* [Data records]:
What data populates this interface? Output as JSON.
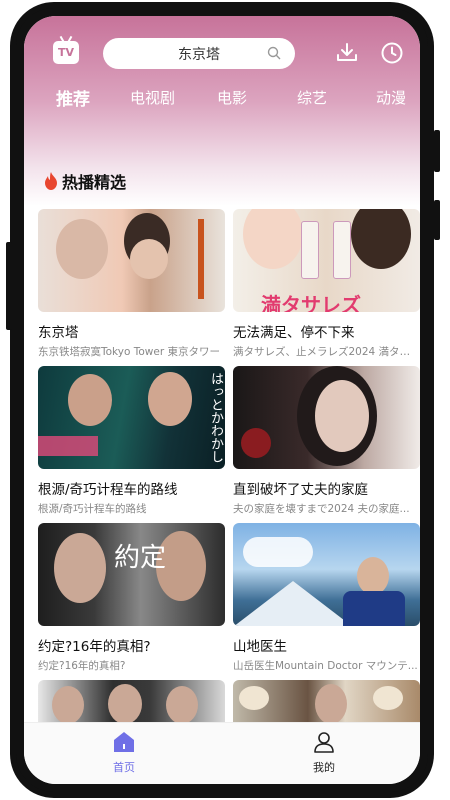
{
  "search": {
    "value": "东京塔"
  },
  "tabs": [
    {
      "label": "推荐",
      "active": true
    },
    {
      "label": "电视剧",
      "active": false
    },
    {
      "label": "电影",
      "active": false
    },
    {
      "label": "综艺",
      "active": false
    },
    {
      "label": "动漫",
      "active": false
    }
  ],
  "section": {
    "title": "热播精选",
    "icon": "flame-icon"
  },
  "cards": [
    {
      "title": "东京塔",
      "subtitle": "东京铁塔寂寞Tokyo Tower 東京タワー"
    },
    {
      "title": "无法满足、停不下来",
      "subtitle": "满タサレズ、止メラレズ2024 満タサ..."
    },
    {
      "title": "根源/奇巧计程车的路线",
      "subtitle": "根源/奇巧计程车的路线"
    },
    {
      "title": "直到破坏了丈夫的家庭",
      "subtitle": "夫の家庭を壊すまで2024 夫の家庭..."
    },
    {
      "title": "约定?16年的真相?",
      "subtitle": "约定?16年的真相?"
    },
    {
      "title": "山地医生",
      "subtitle": "山岳医生Mountain Doctor マウンテ..."
    },
    {
      "title": "",
      "subtitle": ""
    },
    {
      "title": "",
      "subtitle": ""
    }
  ],
  "posters": {
    "p2_text": "満タサレズ",
    "p3_text": "はっとかわかし",
    "p5_text": "約定"
  },
  "bottom_nav": [
    {
      "label": "首页",
      "active": true,
      "icon": "home-icon"
    },
    {
      "label": "我的",
      "active": false,
      "icon": "user-icon"
    }
  ],
  "colors": {
    "accent": "#6f6fe6",
    "header_top": "#c7739a"
  }
}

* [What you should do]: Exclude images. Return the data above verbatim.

* [Reply to the task]:
What data populates this interface? Output as JSON.
{
  "search": {
    "value": "东京塔"
  },
  "tabs": [
    {
      "label": "推荐",
      "active": true
    },
    {
      "label": "电视剧",
      "active": false
    },
    {
      "label": "电影",
      "active": false
    },
    {
      "label": "综艺",
      "active": false
    },
    {
      "label": "动漫",
      "active": false
    }
  ],
  "section": {
    "title": "热播精选",
    "icon": "flame-icon"
  },
  "cards": [
    {
      "title": "东京塔",
      "subtitle": "东京铁塔寂寞Tokyo Tower 東京タワー"
    },
    {
      "title": "无法满足、停不下来",
      "subtitle": "满タサレズ、止メラレズ2024 満タサ..."
    },
    {
      "title": "根源/奇巧计程车的路线",
      "subtitle": "根源/奇巧计程车的路线"
    },
    {
      "title": "直到破坏了丈夫的家庭",
      "subtitle": "夫の家庭を壊すまで2024 夫の家庭..."
    },
    {
      "title": "约定?16年的真相?",
      "subtitle": "约定?16年的真相?"
    },
    {
      "title": "山地医生",
      "subtitle": "山岳医生Mountain Doctor マウンテ..."
    },
    {
      "title": "",
      "subtitle": ""
    },
    {
      "title": "",
      "subtitle": ""
    }
  ],
  "posters": {
    "p2_text": "満タサレズ",
    "p3_text": "はっとかわかし",
    "p5_text": "約定"
  },
  "bottom_nav": [
    {
      "label": "首页",
      "active": true,
      "icon": "home-icon"
    },
    {
      "label": "我的",
      "active": false,
      "icon": "user-icon"
    }
  ],
  "colors": {
    "accent": "#6f6fe6",
    "header_top": "#c7739a"
  }
}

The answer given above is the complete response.